It’s a Shame What Sponsored Content Has Done to the Internet Today

If the goal is to provide a “better web” why are sponsored content articles ruining the web browsing experience for most users?

You’ve seen the headlines, “These 70s Child Stars are Unrecognizable Now,” or “This Company Will Change Your Life Forever.” They’re called sponsored content recommendations and they typically appear at the end of your favorite blog post or news article as a native advertisement. The goal is to provide a better website experience for site visitors by allowing them to discover additional content that may be of value or interest.

But instead, sponsored content is typically perceived as low quality and spammy. Clickbait and sensationalism are typically the norm. In addition, the reader is usually directed to a low-quality website that sucks all your bandwidth and is so cluttered with display ads that the page is unable to load. The result is a bad user experience.

If the goal is to provide a better web experience, why would reputable websites like Bloomberg News or Time want to be associated with this type of rubbish?

The Perfect World vs The Actual World

In an ideal world, publishers would present valuable content recommendations to their audience. In turn, visitors to the publisher’s website would discover good content. This would lead to a good web experience for the visitor and a valuable introduction for the advertiser. Sounds pretty simple and effective, so why doesn’t it work that way?

What actually happens is this: readers are served spammy content that leads to low-quality websites. In turn, they are not getting the valuable content they are seeking, leading to a bad web experience. As a result, the website gets associated with spammy content and advertisers are unable to create good relationships with the audience because they aren’t offering anything of value.

If the current state of affairs is so bad, why do publishers and advertisers continue to serve such low-quality content? Because you keep clicking on it!

We Are Partly to Blame

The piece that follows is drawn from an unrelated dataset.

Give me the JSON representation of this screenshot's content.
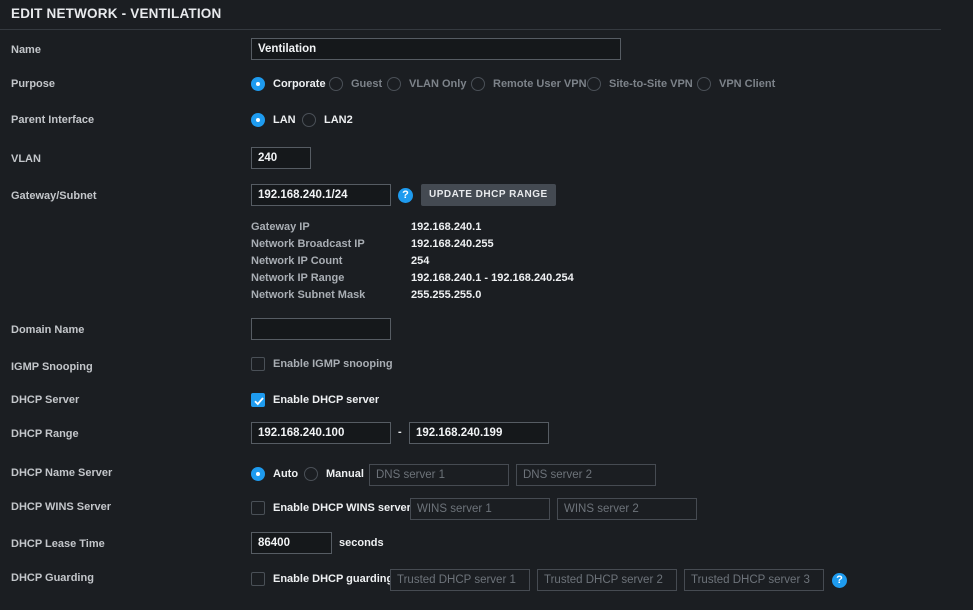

Each time you click on one of those spammy headlines, the publisher is getting paid. The more clicks, the more revenue generated. This leaves publishers with a conundrum: continue to rake in heaps of cash at the risk of damaging their credibility; or do away with the clickbait and sensationalism and instead provide their audience with value through relevant content recommendations. While the latter certainly provides a better experience for the visitor, it won’t bring in the cash that clickbait and sensational stories can garner in the form of clicks.

There has to be a balance. First, we need to stop monetising ads based on clicks. Publishers have a financial motivation to get as many people to click on that link or ad as possible. This is the primary reason for the clickbait headlines and sensational images. They’re effective at getting people to click on the recommendation. But just because someone clicks a link, does not mean that the ad or campaign was effective. It just means that you are pretty good at getting someone’s attention.

For instance, I can get people’s attention too. I can scream and yell, act silly and weird and even lie to attract attention and get people to come check me out. But once they come over to visit and see what my deal is, they realize that I really don’t have anything to offer them, so they leave. Not only do they leave, but they’re probably also a little upset that they wasted their time with me.

The same is true online. There’s lots of things you can do to attract attention and get people to check you out, but if they get to your website and realize that you were just blowing wind and have nothing compelling to offer, they too will leave with a bad experience.

The Transparency Issue

Second, there needs to be more transparency with the sponsored article recommendation. For one, it should be clear that it is a “sponsored” article to ensure publishers aren’t tricking or misleading readers into thinking it’s original content. This also helps to solidify the website’s reputation with the visitor.

In addition, headlines need to be more transparent. The reader should know exactly what they are getting into when they click on that headline. They shouldn’t be deceived by clickbait headlines.

The bottom line is that these sponsored content recommendations are really providing little value to advertisers, consumers or the Internet as a whole. The only reason they continue to flourish is because publishers are seeing big payouts and advertisers are seeing big spikes in traffic. Unfortunately, because that traffic was tricked into visiting the site, the consumer is typically left with a bad experience and is likely to bounce or spend very little time on site, much less convert.

The goal is NOT about getting lots of traffic back to a website. It’s about providing a good browsing experience and creating a “better web” for everyone. You certainly can't do that based on deceit.